**Task objective**
Every entry below should be reproduced exactly, with all pictures left out.

Start of Block

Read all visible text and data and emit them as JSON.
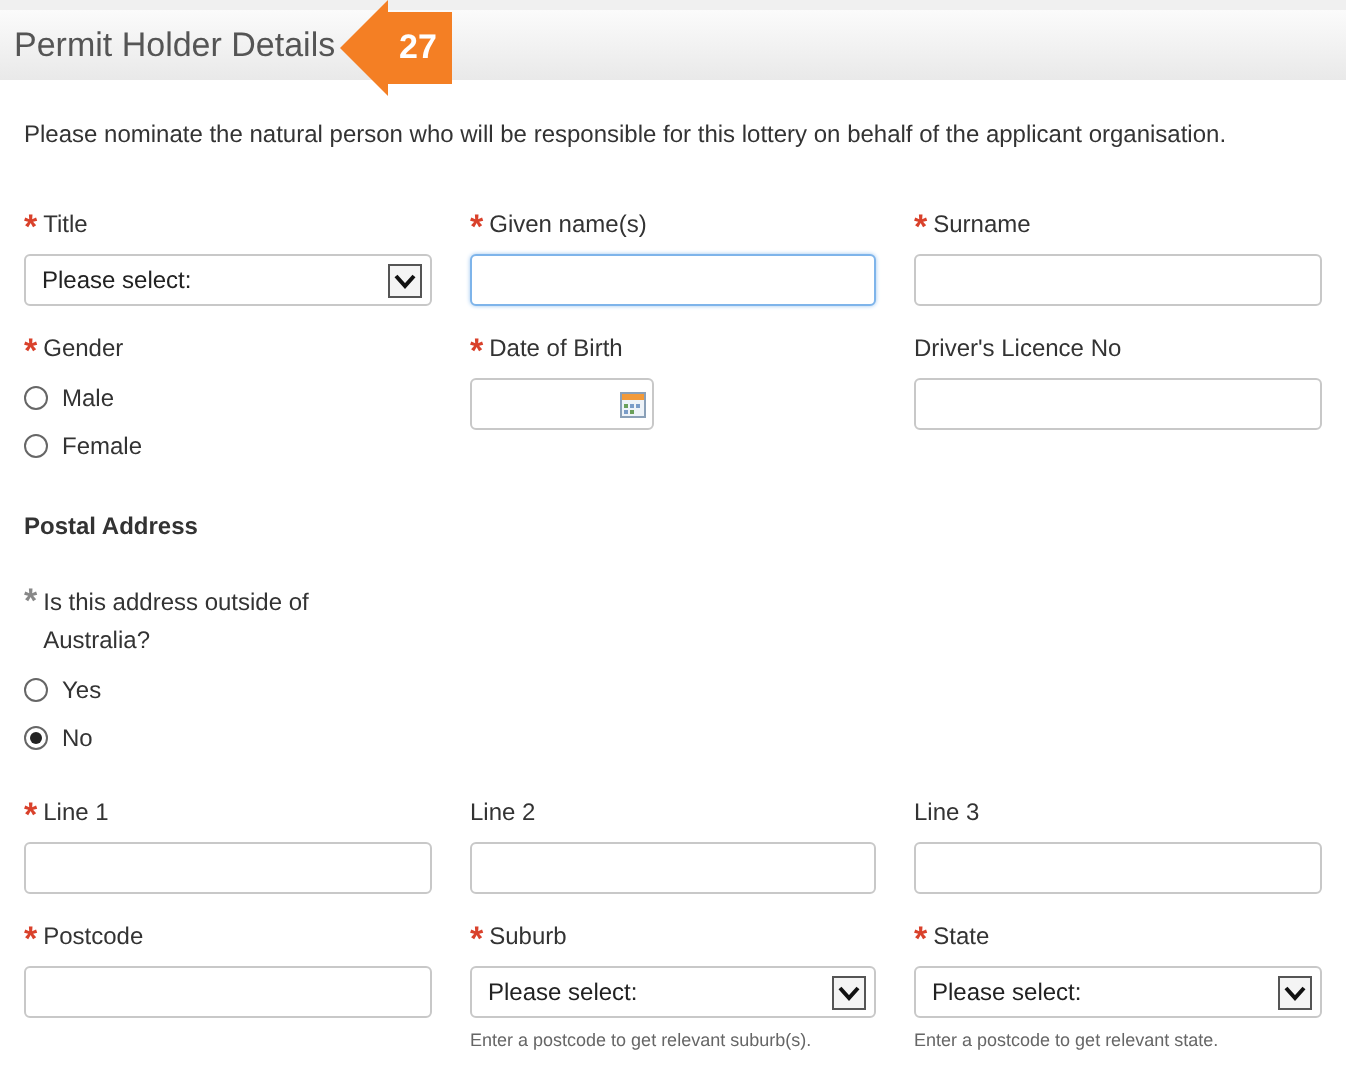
{
  "header": {
    "title": "Permit Holder Details",
    "callout": "27"
  },
  "intro": "Please nominate the natural person who will be responsible for this lottery on behalf of the applicant organisation.",
  "personal_fields": [
    {
      "kind": "select",
      "label": "Title",
      "required": "*",
      "value": "Please select:",
      "focused": false
    },
    {
      "kind": "text",
      "label": "Given name(s)",
      "required": "*",
      "focused": true
    },
    {
      "kind": "text",
      "label": "Surname",
      "required": "*",
      "focused": false
    },
    {
      "kind": "radio",
      "label": "Gender",
      "required": "*",
      "options": [
        {
          "label": "Male",
          "selected": false
        },
        {
          "label": "Female",
          "selected": false
        }
      ]
    },
    {
      "kind": "date",
      "label": "Date of Birth",
      "required": "*",
      "focused": false
    },
    {
      "kind": "text",
      "label": "Driver's Licence No",
      "focused": false
    }
  ],
  "postal_address": {
    "heading": "Postal Address",
    "question": {
      "label": "Is this address outside of Australia?",
      "required": "*",
      "muted": true,
      "options": [
        {
          "label": "Yes",
          "selected": false
        },
        {
          "label": "No",
          "selected": true
        }
      ]
    },
    "fields": [
      {
        "kind": "text",
        "label": "Line 1",
        "required": "*",
        "focused": false
      },
      {
        "kind": "text",
        "label": "Line 2",
        "focused": false
      },
      {
        "kind": "text",
        "label": "Line 3",
        "focused": false
      },
      {
        "kind": "text",
        "label": "Postcode",
        "required": "*",
        "focused": false
      },
      {
        "kind": "select",
        "label": "Suburb",
        "required": "*",
        "value": "Please select:",
        "focused": false,
        "hint": "Enter a postcode to get relevant suburb(s)."
      },
      {
        "kind": "select",
        "label": "State",
        "required": "*",
        "value": "Please select:",
        "focused": false,
        "hint": "Enter a postcode to get relevant state."
      }
    ]
  }
}
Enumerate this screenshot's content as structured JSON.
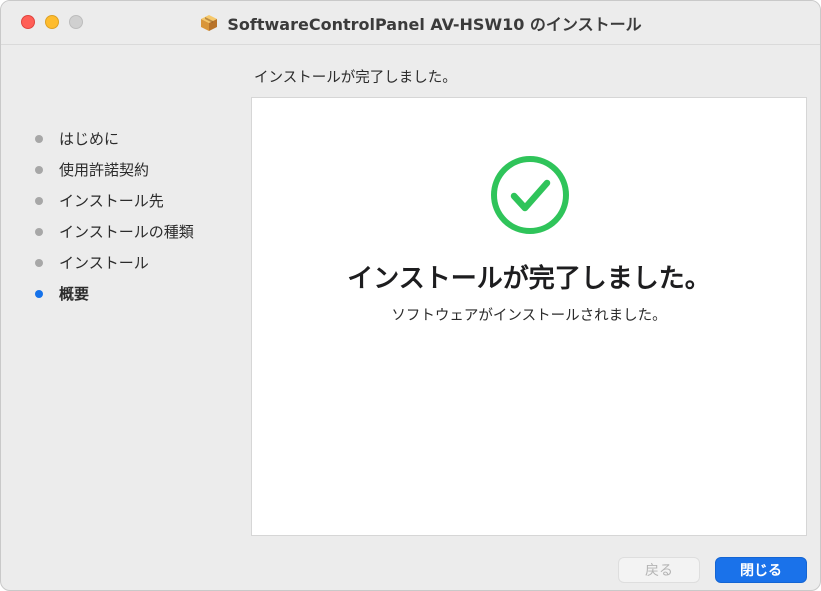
{
  "window": {
    "title": "SoftwareControlPanel AV-HSW10 のインストール",
    "icon": "package-icon"
  },
  "sidebar": {
    "steps": [
      {
        "label": "はじめに",
        "state": "done"
      },
      {
        "label": "使用許諾契約",
        "state": "done"
      },
      {
        "label": "インストール先",
        "state": "done"
      },
      {
        "label": "インストールの種類",
        "state": "done"
      },
      {
        "label": "インストール",
        "state": "done"
      },
      {
        "label": "概要",
        "state": "current"
      }
    ]
  },
  "main": {
    "heading": "インストールが完了しました。",
    "status_icon": "checkmark-circle-icon",
    "title": "インストールが完了しました。",
    "subtitle": "ソフトウェアがインストールされました。"
  },
  "footer": {
    "back_label": "戻る",
    "close_label": "閉じる"
  },
  "colors": {
    "accent": "#1a72ea",
    "success": "#2fc45a",
    "inactive_dot": "#a7a7a7"
  }
}
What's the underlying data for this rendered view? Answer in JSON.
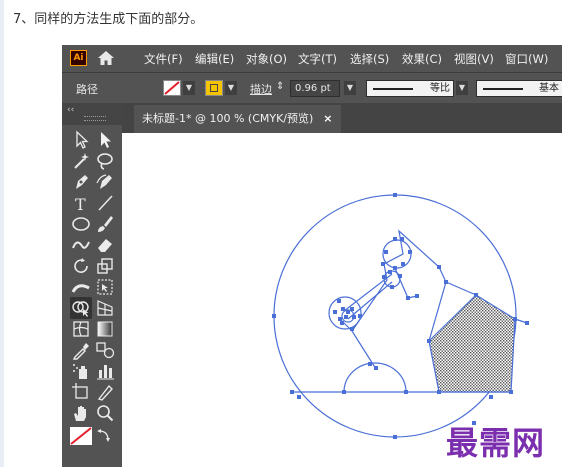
{
  "instruction": "7、同样的方法生成下面的部分。",
  "app": {
    "logo_text": "Ai"
  },
  "menubar": {
    "items": [
      "文件(F)",
      "编辑(E)",
      "对象(O)",
      "文字(T)",
      "选择(S)",
      "效果(C)",
      "视图(V)",
      "窗口(W)"
    ]
  },
  "control_bar": {
    "object_type": "路径",
    "stroke_label": "描边",
    "stroke_weight": "0.96 pt",
    "profile_label": "等比",
    "brush_label": "基本",
    "colors": {
      "stroke_slash": "#e2202a",
      "fill_swatch": "#f6c400"
    }
  },
  "document_tab": {
    "title": "未标题-1* @ 100 % (CMYK/预览)",
    "close_label": "×"
  },
  "toolbar": {
    "collapse_label": "‹‹",
    "tools": [
      "selection-tool",
      "direct-selection-tool",
      "magic-wand-tool",
      "lasso-tool",
      "pen-tool",
      "curvature-tool",
      "type-tool",
      "line-segment-tool",
      "ellipse-tool",
      "paintbrush-tool",
      "shaper-tool",
      "eraser-tool",
      "rotate-tool",
      "scale-tool",
      "width-tool",
      "free-transform-tool",
      "shape-builder-tool",
      "perspective-grid-tool",
      "mesh-tool",
      "gradient-tool",
      "eyedropper-tool",
      "blend-tool",
      "symbol-sprayer-tool",
      "column-graph-tool",
      "artboard-tool",
      "slice-tool",
      "hand-tool",
      "zoom-tool"
    ]
  },
  "canvas": {
    "selection_color": "#4a6fd6",
    "pattern_color": "#555555"
  },
  "watermark": {
    "text": "最需网",
    "color": "#7b2fae"
  }
}
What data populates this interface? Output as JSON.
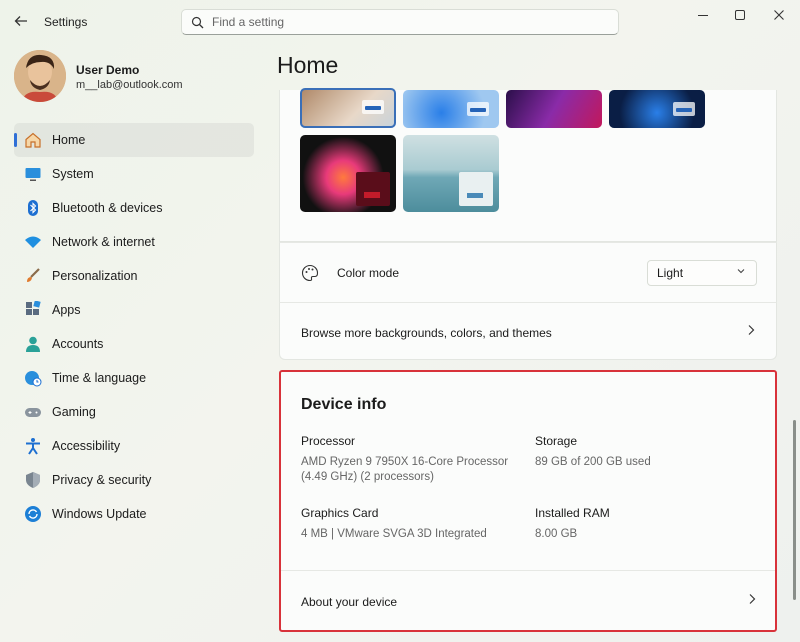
{
  "window": {
    "title": "Settings",
    "controls": [
      "minimize",
      "maximize",
      "close"
    ]
  },
  "search": {
    "placeholder": "Find a setting",
    "value": ""
  },
  "user": {
    "name": "User Demo",
    "email": "m__lab@outlook.com"
  },
  "sidebar": {
    "items": [
      {
        "label": "Home",
        "icon": "home-icon",
        "active": true
      },
      {
        "label": "System",
        "icon": "monitor-icon"
      },
      {
        "label": "Bluetooth & devices",
        "icon": "bluetooth-icon"
      },
      {
        "label": "Network & internet",
        "icon": "wifi-icon"
      },
      {
        "label": "Personalization",
        "icon": "brush-icon"
      },
      {
        "label": "Apps",
        "icon": "apps-icon"
      },
      {
        "label": "Accounts",
        "icon": "person-icon"
      },
      {
        "label": "Time & language",
        "icon": "globe-clock-icon"
      },
      {
        "label": "Gaming",
        "icon": "gamepad-icon"
      },
      {
        "label": "Accessibility",
        "icon": "accessibility-icon"
      },
      {
        "label": "Privacy & security",
        "icon": "shield-icon"
      },
      {
        "label": "Windows Update",
        "icon": "update-icon"
      }
    ]
  },
  "main": {
    "title": "Home",
    "color_mode": {
      "label": "Color mode",
      "value": "Light"
    },
    "browse_link": "Browse more backgrounds, colors, and themes",
    "device_info": {
      "title": "Device info",
      "processor_label": "Processor",
      "processor_value": "AMD Ryzen 9 7950X 16-Core Processor (4.49 GHz) (2 processors)",
      "storage_label": "Storage",
      "storage_value": "89 GB of 200 GB used",
      "graphics_label": "Graphics Card",
      "graphics_value": "4 MB | VMware SVGA 3D Integrated",
      "ram_label": "Installed RAM",
      "ram_value": "8.00 GB",
      "about_link": "About your device"
    }
  },
  "colors": {
    "accent": "#2f6fd6",
    "highlight_border": "#d8323a"
  }
}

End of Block

**Written solution**
Read all visible text and data and emit them as JSON.
{
  "header": {
    "title": "Permit Holder Details",
    "callout": "27"
  },
  "intro": "Please nominate the natural person who will be responsible for this lottery on behalf of the applicant organisation.",
  "personal_fields": [
    {
      "kind": "select",
      "label": "Title",
      "required": "*",
      "value": "Please select:",
      "focused": false
    },
    {
      "kind": "text",
      "label": "Given name(s)",
      "required": "*",
      "focused": true
    },
    {
      "kind": "text",
      "label": "Surname",
      "required": "*",
      "focused": false
    },
    {
      "kind": "radio",
      "label": "Gender",
      "required": "*",
      "options": [
        {
          "label": "Male",
          "selected": false
        },
        {
          "label": "Female",
          "selected": false
        }
      ]
    },
    {
      "kind": "date",
      "label": "Date of Birth",
      "required": "*",
      "focused": false
    },
    {
      "kind": "text",
      "label": "Driver's Licence No",
      "focused": false
    }
  ],
  "postal_address": {
    "heading": "Postal Address",
    "question": {
      "label": "Is this address outside of Australia?",
      "required": "*",
      "muted": true,
      "options": [
        {
          "label": "Yes",
          "selected": false
        },
        {
          "label": "No",
          "selected": true
        }
      ]
    },
    "fields": [
      {
        "kind": "text",
        "label": "Line 1",
        "required": "*",
        "focused": false
      },
      {
        "kind": "text",
        "label": "Line 2",
        "focused": false
      },
      {
        "kind": "text",
        "label": "Line 3",
        "focused": false
      },
      {
        "kind": "text",
        "label": "Postcode",
        "required": "*",
        "focused": false
      },
      {
        "kind": "select",
        "label": "Suburb",
        "required": "*",
        "value": "Please select:",
        "focused": false,
        "hint": "Enter a postcode to get relevant suburb(s)."
      },
      {
        "kind": "select",
        "label": "State",
        "required": "*",
        "value": "Please select:",
        "focused": false,
        "hint": "Enter a postcode to get relevant state."
      }
    ]
  }
}
Enumerate this screenshot's content as structured JSON.
{
  "window": {
    "title": "SoftwareControlPanel AV-HSW10 のインストール",
    "icon": "package-icon"
  },
  "sidebar": {
    "steps": [
      {
        "label": "はじめに",
        "state": "done"
      },
      {
        "label": "使用許諾契約",
        "state": "done"
      },
      {
        "label": "インストール先",
        "state": "done"
      },
      {
        "label": "インストールの種類",
        "state": "done"
      },
      {
        "label": "インストール",
        "state": "done"
      },
      {
        "label": "概要",
        "state": "current"
      }
    ]
  },
  "main": {
    "heading": "インストールが完了しました。",
    "status_icon": "checkmark-circle-icon",
    "title": "インストールが完了しました。",
    "subtitle": "ソフトウェアがインストールされました。"
  },
  "footer": {
    "back_label": "戻る",
    "close_label": "閉じる"
  },
  "colors": {
    "accent": "#1a72ea",
    "success": "#2fc45a",
    "inactive_dot": "#a7a7a7"
  }
}
What's the underlying data for this rendered view? Answer in JSON.
{
  "instruction": "7、同样的方法生成下面的部分。",
  "app": {
    "logo_text": "Ai"
  },
  "menubar": {
    "items": [
      "文件(F)",
      "编辑(E)",
      "对象(O)",
      "文字(T)",
      "选择(S)",
      "效果(C)",
      "视图(V)",
      "窗口(W)"
    ]
  },
  "control_bar": {
    "object_type": "路径",
    "stroke_label": "描边",
    "stroke_weight": "0.96 pt",
    "profile_label": "等比",
    "brush_label": "基本",
    "colors": {
      "stroke_slash": "#e2202a",
      "fill_swatch": "#f6c400"
    }
  },
  "document_tab": {
    "title": "未标题-1* @ 100 % (CMYK/预览)",
    "close_label": "×"
  },
  "toolbar": {
    "collapse_label": "‹‹",
    "tools": [
      "selection-tool",
      "direct-selection-tool",
      "magic-wand-tool",
      "lasso-tool",
      "pen-tool",
      "curvature-tool",
      "type-tool",
      "line-segment-tool",
      "ellipse-tool",
      "paintbrush-tool",
      "shaper-tool",
      "eraser-tool",
      "rotate-tool",
      "scale-tool",
      "width-tool",
      "free-transform-tool",
      "shape-builder-tool",
      "perspective-grid-tool",
      "mesh-tool",
      "gradient-tool",
      "eyedropper-tool",
      "blend-tool",
      "symbol-sprayer-tool",
      "column-graph-tool",
      "artboard-tool",
      "slice-tool",
      "hand-tool",
      "zoom-tool"
    ]
  },
  "canvas": {
    "selection_color": "#4a6fd6",
    "pattern_color": "#555555"
  },
  "watermark": {
    "text": "最需网",
    "color": "#7b2fae"
  }
}
What data populates this interface? Output as JSON.
{
  "window": {
    "title": "Settings",
    "controls": [
      "minimize",
      "maximize",
      "close"
    ]
  },
  "search": {
    "placeholder": "Find a setting",
    "value": ""
  },
  "user": {
    "name": "User Demo",
    "email": "m__lab@outlook.com"
  },
  "sidebar": {
    "items": [
      {
        "label": "Home",
        "icon": "home-icon",
        "active": true
      },
      {
        "label": "System",
        "icon": "monitor-icon"
      },
      {
        "label": "Bluetooth & devices",
        "icon": "bluetooth-icon"
      },
      {
        "label": "Network & internet",
        "icon": "wifi-icon"
      },
      {
        "label": "Personalization",
        "icon": "brush-icon"
      },
      {
        "label": "Apps",
        "icon": "apps-icon"
      },
      {
        "label": "Accounts",
        "icon": "person-icon"
      },
      {
        "label": "Time & language",
        "icon": "globe-clock-icon"
      },
      {
        "label": "Gaming",
        "icon": "gamepad-icon"
      },
      {
        "label": "Accessibility",
        "icon": "accessibility-icon"
      },
      {
        "label": "Privacy & security",
        "icon": "shield-icon"
      },
      {
        "label": "Windows Update",
        "icon": "update-icon"
      }
    ]
  },
  "main": {
    "title": "Home",
    "color_mode": {
      "label": "Color mode",
      "value": "Light"
    },
    "browse_link": "Browse more backgrounds, colors, and themes",
    "device_info": {
      "title": "Device info",
      "processor_label": "Processor",
      "processor_value": "AMD Ryzen 9 7950X 16-Core Processor (4.49 GHz) (2 processors)",
      "storage_label": "Storage",
      "storage_value": "89 GB of 200 GB used",
      "graphics_label": "Graphics Card",
      "graphics_value": "4 MB | VMware SVGA 3D Integrated",
      "ram_label": "Installed RAM",
      "ram_value": "8.00 GB",
      "about_link": "About your device"
    }
  },
  "colors": {
    "accent": "#2f6fd6",
    "highlight_border": "#d8323a"
  }
}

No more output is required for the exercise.